> _TASK TO COMPLETE_: All of the data should be output character for character, except the pictures.

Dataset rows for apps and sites
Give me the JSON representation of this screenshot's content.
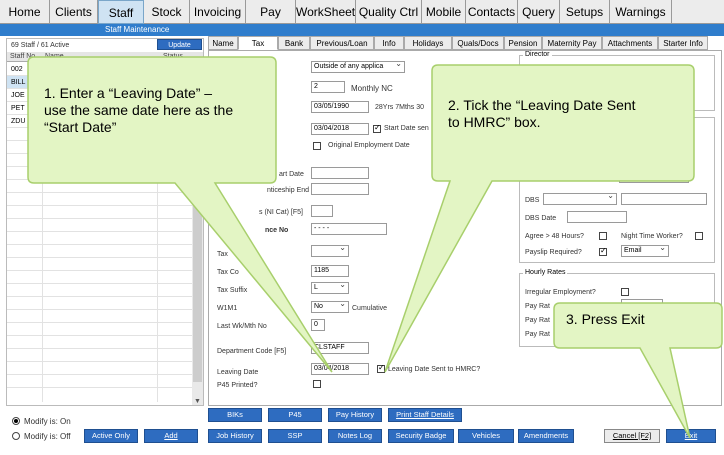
{
  "menu": [
    "Home",
    "Clients",
    "Staff",
    "Stock",
    "Invoicing",
    "Pay",
    "WorkSheet",
    "Quality Ctrl",
    "Mobile",
    "Contacts",
    "Query",
    "Setups",
    "Warnings"
  ],
  "window_title": "Staff Maintenance",
  "staff_count": "69 Staff / 61 Active",
  "update_label": "Update",
  "grid_headers": {
    "staff_no": "Staff No.",
    "name": "Name",
    "status": "Status"
  },
  "grid_rows": [
    "002",
    "BILL",
    "JOE",
    "PET",
    "ZDU"
  ],
  "tabs": [
    "Name",
    "Tax",
    "Bank",
    "Previous/Loan",
    "Info",
    "Holidays",
    "Quals/Docs",
    "Pension",
    "Maternity Pay",
    "Attachments",
    "Starter Info"
  ],
  "tax": {
    "ir35": "Outside of any applica",
    "pay_number": "2",
    "pay_freq": "Monthly NC",
    "dob": "03/05/1990",
    "age": "28Yrs 7Mths 30",
    "start_date": "03/04/2018",
    "start_date_sent": "Start Date sen",
    "original_employment": "Original Employment Date",
    "label_start_date": "art Date",
    "label_apprenticeship": "nticeship End Date",
    "label_ni_cat": "s (NI Cat) [F5]",
    "label_ni_no": "nce No",
    "ni_no": "- - - -",
    "label_tax": "Tax",
    "label_tax_code": "Tax Co",
    "tax_code": "1185",
    "label_tax_suffix": "Tax Suffix",
    "tax_suffix": "L",
    "label_w1m1": "W1M1",
    "w1m1": "No",
    "cumulative": "Cumulative",
    "label_last_wk": "Last Wk/Mth No",
    "last_wk": "0",
    "label_dept": "Department Code [F5]",
    "dept": "CLSTAFF",
    "label_leaving": "Leaving Date",
    "leaving_date": "03/04/2018",
    "leaving_sent": "Leaving Date Sent to HMRC?",
    "label_p45": "P45 Printed?"
  },
  "right": {
    "director": "Director",
    "dbs": "DBS",
    "dbs_date": "DBS Date",
    "agree48": "Agree > 48 Hours?",
    "night_worker": "Night Time Worker?",
    "payslip_req": "Payslip Required?",
    "payslip_method": "Email",
    "hourly_rates": "Hourly Rates",
    "irregular": "Irregular Employment?",
    "pay_rate_1": "Pay Rat",
    "pay_rate_2": "Pay Rat",
    "pay_rate_3": "Pay Rat"
  },
  "bottom": {
    "modify_on": "Modify is: On",
    "modify_off": "Modify is: Off",
    "active_only": "Active Only",
    "add": "Add",
    "biks": "BIKs",
    "p45": "P45",
    "pay_history": "Pay History",
    "print_staff": "Print Staff Details",
    "job_history": "Job History",
    "ssp": "SSP",
    "notes_log": "Notes Log",
    "security_badge": "Security Badge",
    "vehicles": "Vehicles",
    "amendments": "Amendments",
    "cancel": "Cancel [F2]",
    "exit": "Exit"
  },
  "callouts": {
    "c1_l1": "1. Enter a “Leaving Date” –",
    "c1_l2": "use the same date here as the",
    "c1_l3": "“Start Date”",
    "c2_l1": "2. Tick the “Leaving Date Sent",
    "c2_l2": "to HMRC” box.",
    "c3": "3. Press Exit"
  },
  "colors": {
    "accent": "#2e6cc0",
    "callout_fill": "#e3f5c4",
    "callout_border": "#a8cf6c",
    "titlebar": "#2f7dcc"
  }
}
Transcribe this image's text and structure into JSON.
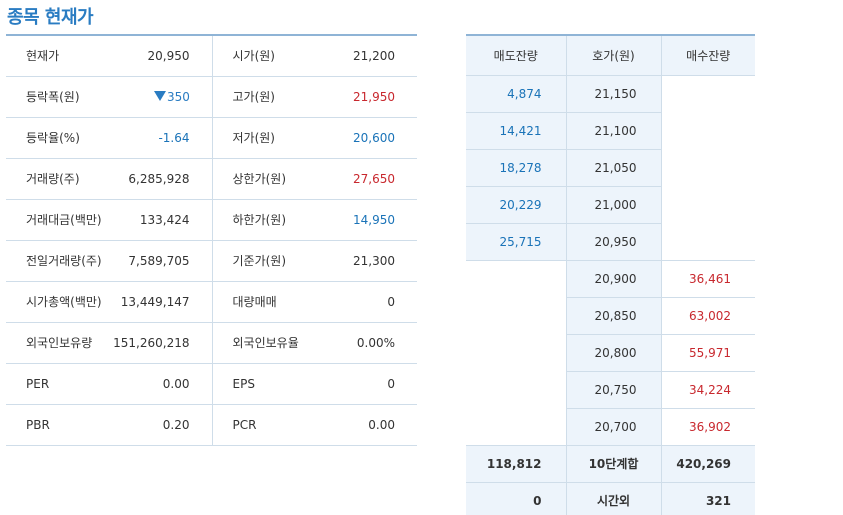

> _SOLUTION FOR THIS PROBLEM_:
Give me the JSON representation of this screenshot's content.
{
  "menu": [
    "Home",
    "Clients",
    "Staff",
    "Stock",
    "Invoicing",
    "Pay",
    "WorkSheet",
    "Quality Ctrl",
    "Mobile",
    "Contacts",
    "Query",
    "Setups",
    "Warnings"
  ],
  "window_title": "Staff Maintenance",
  "staff_count": "69 Staff / 61 Active",
  "update_label": "Update",
  "grid_headers": {
    "staff_no": "Staff No.",
    "name": "Name",
    "status": "Status"
  },
  "grid_rows": [
    "002",
    "BILL",
    "JOE",
    "PET",
    "ZDU"
  ],
  "tabs": [
    "Name",
    "Tax",
    "Bank",
    "Previous/Loan",
    "Info",
    "Holidays",
    "Quals/Docs",
    "Pension",
    "Maternity Pay",
    "Attachments",
    "Starter Info"
  ],
  "tax": {
    "ir35": "Outside of any applica",
    "pay_number": "2",
    "pay_freq": "Monthly NC",
    "dob": "03/05/1990",
    "age": "28Yrs 7Mths 30",
    "start_date": "03/04/2018",
    "start_date_sent": "Start Date sen",
    "original_employment": "Original Employment Date",
    "label_start_date": "art Date",
    "label_apprenticeship": "nticeship End Date",
    "label_ni_cat": "s (NI Cat) [F5]",
    "label_ni_no": "nce No",
    "ni_no": "- - - -",
    "label_tax": "Tax",
    "label_tax_code": "Tax Co",
    "tax_code": "1185",
    "label_tax_suffix": "Tax Suffix",
    "tax_suffix": "L",
    "label_w1m1": "W1M1",
    "w1m1": "No",
    "cumulative": "Cumulative",
    "label_last_wk": "Last Wk/Mth No",
    "last_wk": "0",
    "label_dept": "Department Code [F5]",
    "dept": "CLSTAFF",
    "label_leaving": "Leaving Date",
    "leaving_date": "03/04/2018",
    "leaving_sent": "Leaving Date Sent to HMRC?",
    "label_p45": "P45 Printed?"
  },
  "right": {
    "director": "Director",
    "dbs": "DBS",
    "dbs_date": "DBS Date",
    "agree48": "Agree > 48 Hours?",
    "night_worker": "Night Time Worker?",
    "payslip_req": "Payslip Required?",
    "payslip_method": "Email",
    "hourly_rates": "Hourly Rates",
    "irregular": "Irregular Employment?",
    "pay_rate_1": "Pay Rat",
    "pay_rate_2": "Pay Rat",
    "pay_rate_3": "Pay Rat"
  },
  "bottom": {
    "modify_on": "Modify is: On",
    "modify_off": "Modify is: Off",
    "active_only": "Active Only",
    "add": "Add",
    "biks": "BIKs",
    "p45": "P45",
    "pay_history": "Pay History",
    "print_staff": "Print Staff Details",
    "job_history": "Job History",
    "ssp": "SSP",
    "notes_log": "Notes Log",
    "security_badge": "Security Badge",
    "vehicles": "Vehicles",
    "amendments": "Amendments",
    "cancel": "Cancel [F2]",
    "exit": "Exit"
  },
  "callouts": {
    "c1_l1": "1. Enter a “Leaving Date” –",
    "c1_l2": "use the same date here as the",
    "c1_l3": "“Start Date”",
    "c2_l1": "2. Tick the “Leaving Date Sent",
    "c2_l2": "to HMRC” box.",
    "c3": "3. Press Exit"
  },
  "colors": {
    "accent": "#2e6cc0",
    "callout_fill": "#e3f5c4",
    "callout_border": "#a8cf6c",
    "titlebar": "#2f7dcc"
  }
}
Transcribe this image's text and structure into JSON.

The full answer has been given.